- _EXERCISE PROMPT_: Should a line in the entries below contain "true", return that line.

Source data
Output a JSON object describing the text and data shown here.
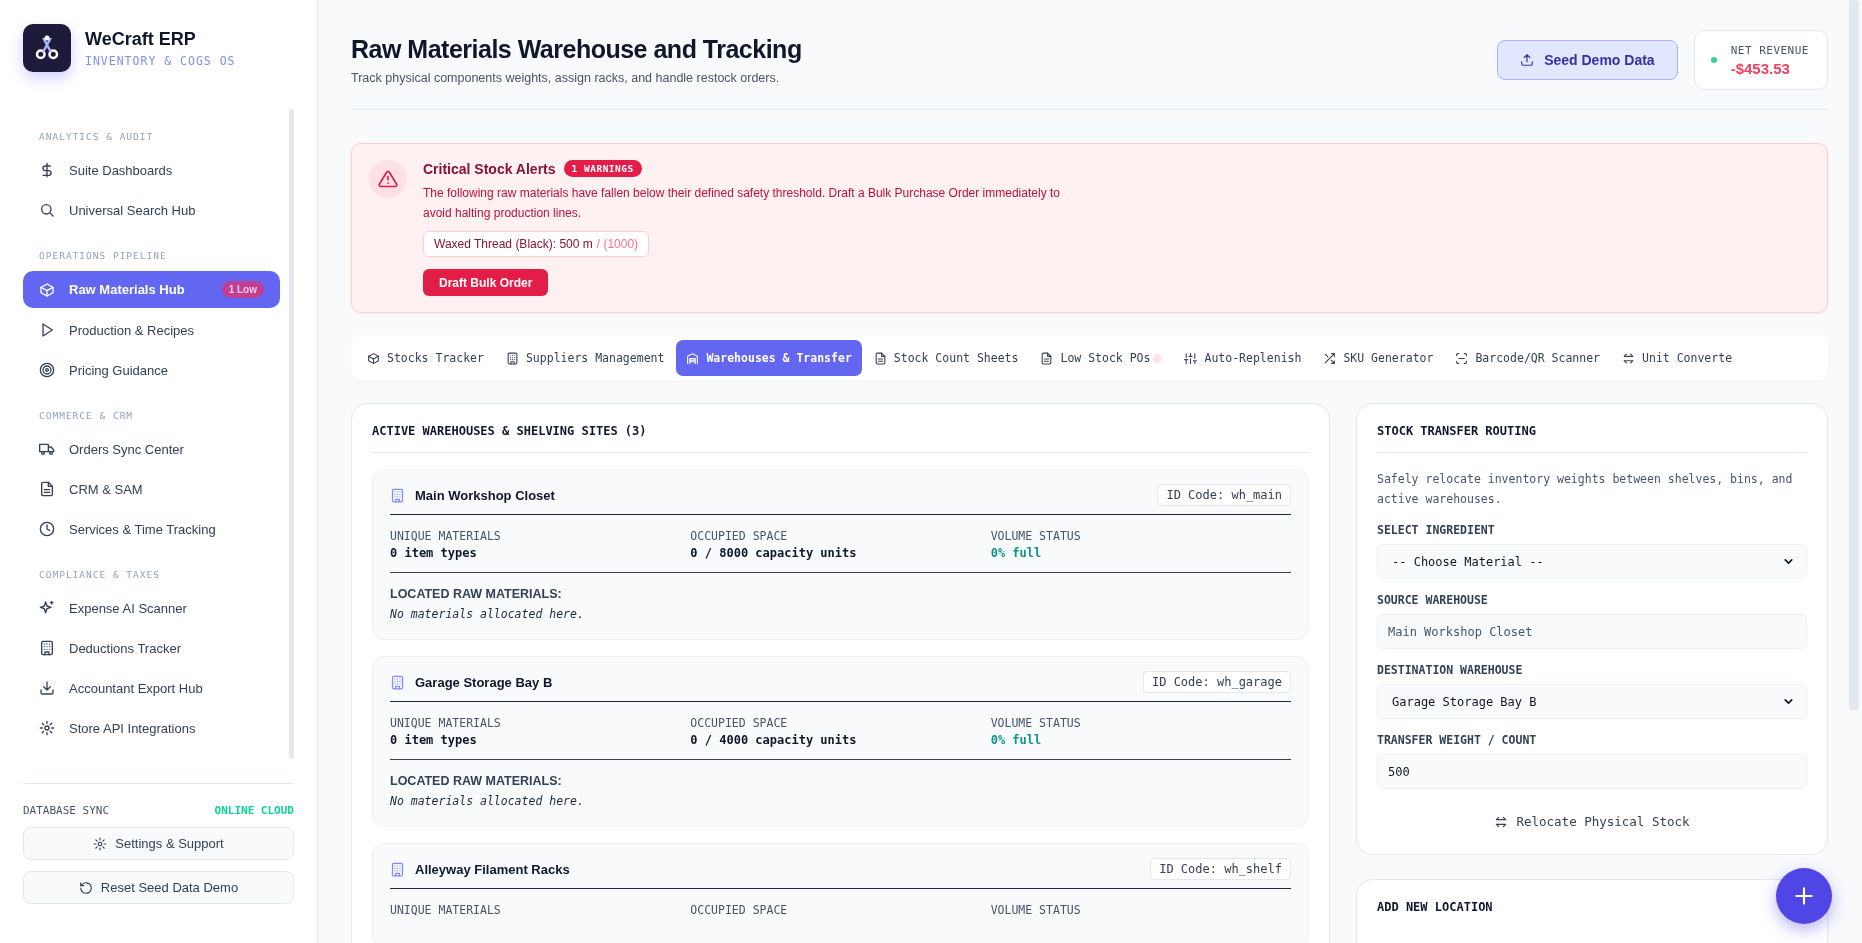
{
  "brand": {
    "name": "WeCraft ERP",
    "tagline": "INVENTORY & COGS OS"
  },
  "sidebar": {
    "sections": [
      {
        "heading": "ANALYTICS & AUDIT",
        "items": [
          {
            "label": "Suite Dashboards",
            "selected": false
          },
          {
            "label": "Universal Search Hub",
            "selected": false
          }
        ]
      },
      {
        "heading": "OPERATIONS PIPELINE",
        "items": [
          {
            "label": "Raw Materials Hub",
            "selected": true,
            "badge": "1 Low"
          },
          {
            "label": "Production & Recipes",
            "selected": false
          },
          {
            "label": "Pricing Guidance",
            "selected": false
          }
        ]
      },
      {
        "heading": "COMMERCE & CRM",
        "items": [
          {
            "label": "Orders Sync Center",
            "selected": false
          },
          {
            "label": "CRM & SAM",
            "selected": false
          },
          {
            "label": "Services & Time Tracking",
            "selected": false
          }
        ]
      },
      {
        "heading": "COMPLIANCE & TAXES",
        "items": [
          {
            "label": "Expense AI Scanner",
            "selected": false
          },
          {
            "label": "Deductions Tracker",
            "selected": false
          },
          {
            "label": "Accountant Export Hub",
            "selected": false
          },
          {
            "label": "Store API Integrations",
            "selected": false
          }
        ]
      }
    ]
  },
  "sidebar_footer": {
    "sync_label": "DATABASE SYNC",
    "sync_status": "ONLINE CLOUD",
    "buttons": [
      "Settings & Support",
      "Reset Seed Data Demo"
    ]
  },
  "header": {
    "title": "Raw Materials Warehouse and Tracking",
    "subtitle": "Track physical components weights, assign racks, and handle restock orders.",
    "seed_button": "Seed Demo Data",
    "net_revenue": {
      "label": "NET REVENUE",
      "value": "-$453.53"
    }
  },
  "alert": {
    "title": "Critical Stock Alerts",
    "badge": "1 WARNINGS",
    "message": "The following raw materials have fallen below their defined safety threshold. Draft a Bulk Purchase Order immediately to avoid halting production lines.",
    "items": [
      {
        "name": "Waxed Thread (Black): 500 m",
        "threshold": "/ (1000)"
      }
    ],
    "button": "Draft Bulk Order"
  },
  "tabs": [
    {
      "label": "Stocks Tracker",
      "selected": false
    },
    {
      "label": "Suppliers Management",
      "selected": false
    },
    {
      "label": "Warehouses & Transfer",
      "selected": true
    },
    {
      "label": "Stock Count Sheets",
      "selected": false
    },
    {
      "label": "Low Stock POs",
      "selected": false,
      "dot": true
    },
    {
      "label": "Auto-Replenish",
      "selected": false
    },
    {
      "label": "SKU Generator",
      "selected": false
    },
    {
      "label": "Barcode/QR Scanner",
      "selected": false
    },
    {
      "label": "Unit Converte",
      "selected": false
    }
  ],
  "warehouses": {
    "title": "ACTIVE WAREHOUSES & SHELVING SITES (3)",
    "sites": [
      {
        "name": "Main Workshop Closet",
        "id_code": "ID Code: wh_main",
        "stats": [
          {
            "label": "UNIQUE MATERIALS",
            "value": "0 item types"
          },
          {
            "label": "OCCUPIED SPACE",
            "value": "0 / 8000 capacity units"
          },
          {
            "label": "VOLUME STATUS",
            "value": "0% full",
            "kind": "status"
          }
        ],
        "materials_label": "LOCATED RAW MATERIALS:",
        "materials_empty": "No materials allocated here."
      },
      {
        "name": "Garage Storage Bay B",
        "id_code": "ID Code: wh_garage",
        "stats": [
          {
            "label": "UNIQUE MATERIALS",
            "value": "0 item types"
          },
          {
            "label": "OCCUPIED SPACE",
            "value": "0 / 4000 capacity units"
          },
          {
            "label": "VOLUME STATUS",
            "value": "0% full",
            "kind": "status"
          }
        ],
        "materials_label": "LOCATED RAW MATERIALS:",
        "materials_empty": "No materials allocated here."
      },
      {
        "name": "Alleyway Filament Racks",
        "id_code": "ID Code: wh_shelf",
        "stats": [
          {
            "label": "UNIQUE MATERIALS"
          },
          {
            "label": "OCCUPIED SPACE"
          },
          {
            "label": "VOLUME STATUS"
          }
        ]
      }
    ]
  },
  "transfer": {
    "title": "STOCK TRANSFER ROUTING",
    "description": "Safely relocate inventory weights between shelves, bins, and active warehouses.",
    "fields": [
      {
        "kind": "select",
        "label": "SELECT INGREDIENT",
        "value": "-- Choose Material --"
      },
      {
        "kind": "readonly",
        "label": "SOURCE WAREHOUSE",
        "value": "Main Workshop Closet"
      },
      {
        "kind": "select",
        "label": "DESTINATION WAREHOUSE",
        "value": "Garage Storage Bay B"
      },
      {
        "kind": "input",
        "label": "TRANSFER WEIGHT / COUNT",
        "value": "500"
      }
    ],
    "button": "Relocate Physical Stock"
  },
  "add_location": {
    "title": "ADD NEW LOCATION"
  }
}
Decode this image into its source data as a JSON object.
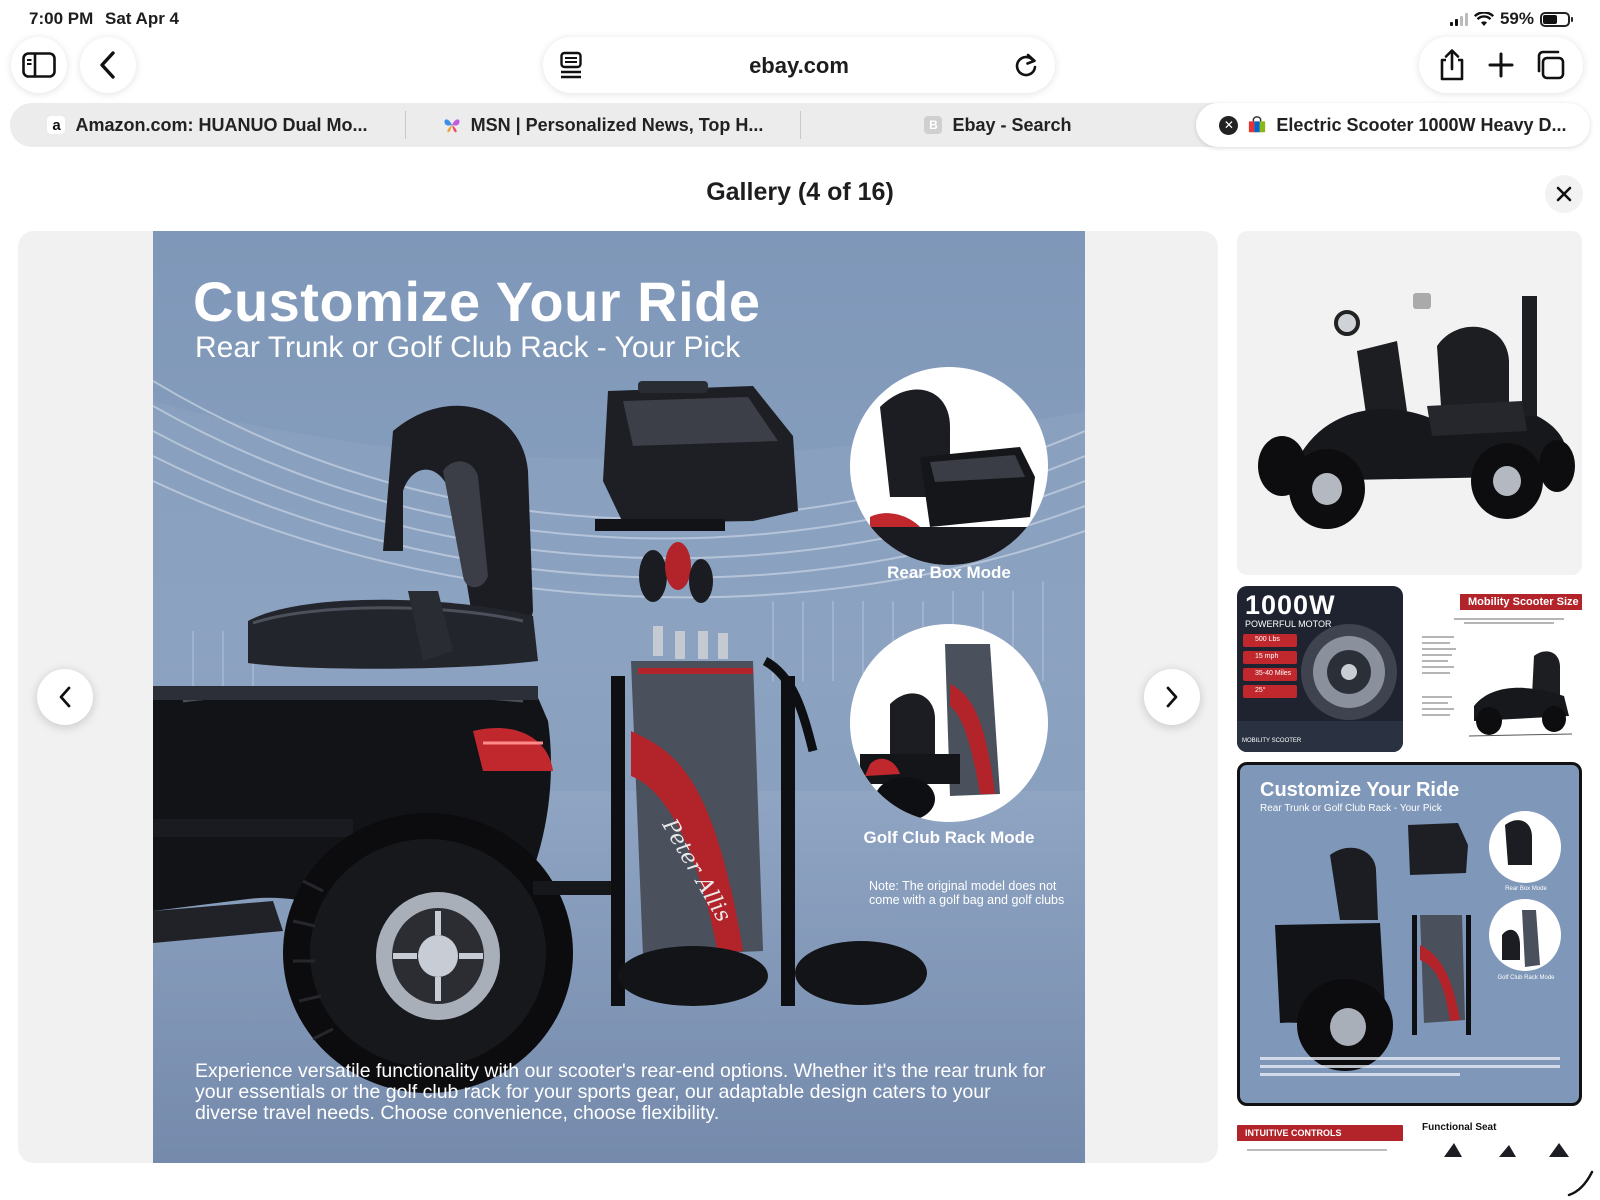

- _ANSWER BOX_:
            "selected": true,
      "selected": true
      "dot": true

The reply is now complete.